There’s nothing quite like tending to your own flock of chickens. Find out how and what to feed chickens to ensure they’re in top health.
You have finished the chook house and are getting closer to getting your first chickens. Their run is secure, there is straw for scratching and nesting boxes prepared. The next step is to decide what you are going to feed them and how.
What to feed chickens
Wholegrain or pellets
Wholegrains allow you to see exactly what you are buying and feeding your hens. With pellets, a little more trust is involved because the pelletised feed looks nothing like the raw ingredients it was made from.
When purchasing either product take a good look at the list of ingredients and nutritional information provided. Does the product include meat meal? Is it made for free range birds that have access to fresh grass and insects every day, or for birds that have little access to other sources of food?
If using wholegrains then fermenting them is a great way to make the very most of the feed you buy.
By submerging your grains in a bucket or jar full of water, and allowing them to soften over a week, the grains become easier to digest, and their nutrients more readily available. Sunflowers will initially float then make their way down.
Fill your jar or bucket only half full with grains as the addition of water will make them swell. Keep underwater for a week before feeding. Start a second bucket for when the first finishes. The imbibed grains will make your hens feel full for longer thereby reducing your feeding costs.
Feeding fermented grains
Fermented grain, because it is wet, cannot be placed in a treadle or toggle feeder. Therefore, feeding must be done by you.
You have the choice to feed once a day if your hens have access to pasture or a well-managed backyard. But if your hens don’t have access to other food and their environment lacks interest, then feed them three times a day to keep them busy and happy.

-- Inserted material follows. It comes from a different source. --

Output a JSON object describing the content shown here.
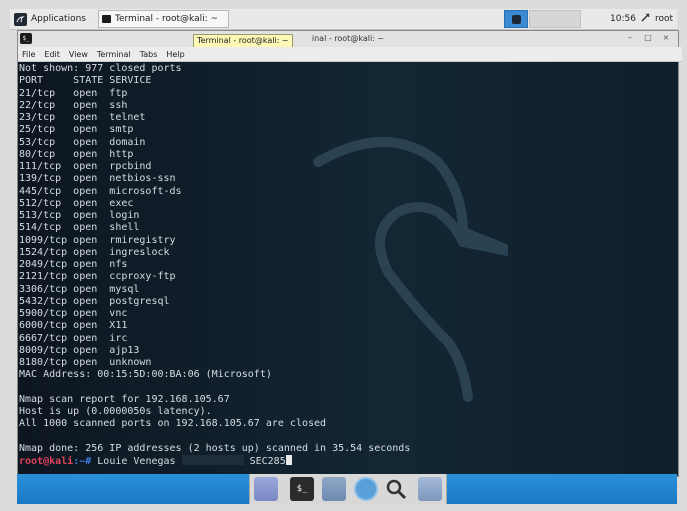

Alternatively, feed fermented grain in the morning and have a treadle or toggle feeder available with dry grain or pellets to keep them busy throughout the day.
How to feed your chickens
Treadle feeders have a lid that opens when a hen stands on it; their starting price is around $100 for the better models.
They usually come with a wire mesh that sits on top of the grain to prevent hens from flicking out their least favourite grains in search of sunflower seeds. The mesh reduces grain waste but does not eliminate it.
They are water resistant and keep food dry. Pellets reduce waste in this system as hens are not looking for their favourite seeds. The feeder sits on the ground and is easy to move to new locations.
They are not 100% pest proof as birds will learn to feed when the hens do and on rare occasion may even get caught inside. They are usually costly but work really well overall, and arguably better than toggle and downpipe feeders.
These are very cheap to make and cost no more than $15. They consist of a bucket with a toggle at the end that when hit by a hen, spills a portion of food. They are suspended aboveground with durable string.
While they reduce waste overall, hens will often mine more food than they need, leaving excess food on the ground for birds and mice.
PVC downpipe feeders
The downpipe feeders start at around $50. They too reduce food waste; however wild birds have easy access to them all day as they can easily perch on the feeder and their height is not enough to keep rats at bay.
At night they can be closed to reduce exposure to pests. They need a frame to support them and to keep them off the ground.
While no feeder is completely rodent proof, the three discussed in this article all help to reduce food waste by reducing access and protecting food from rain.
Images: Village Dreaming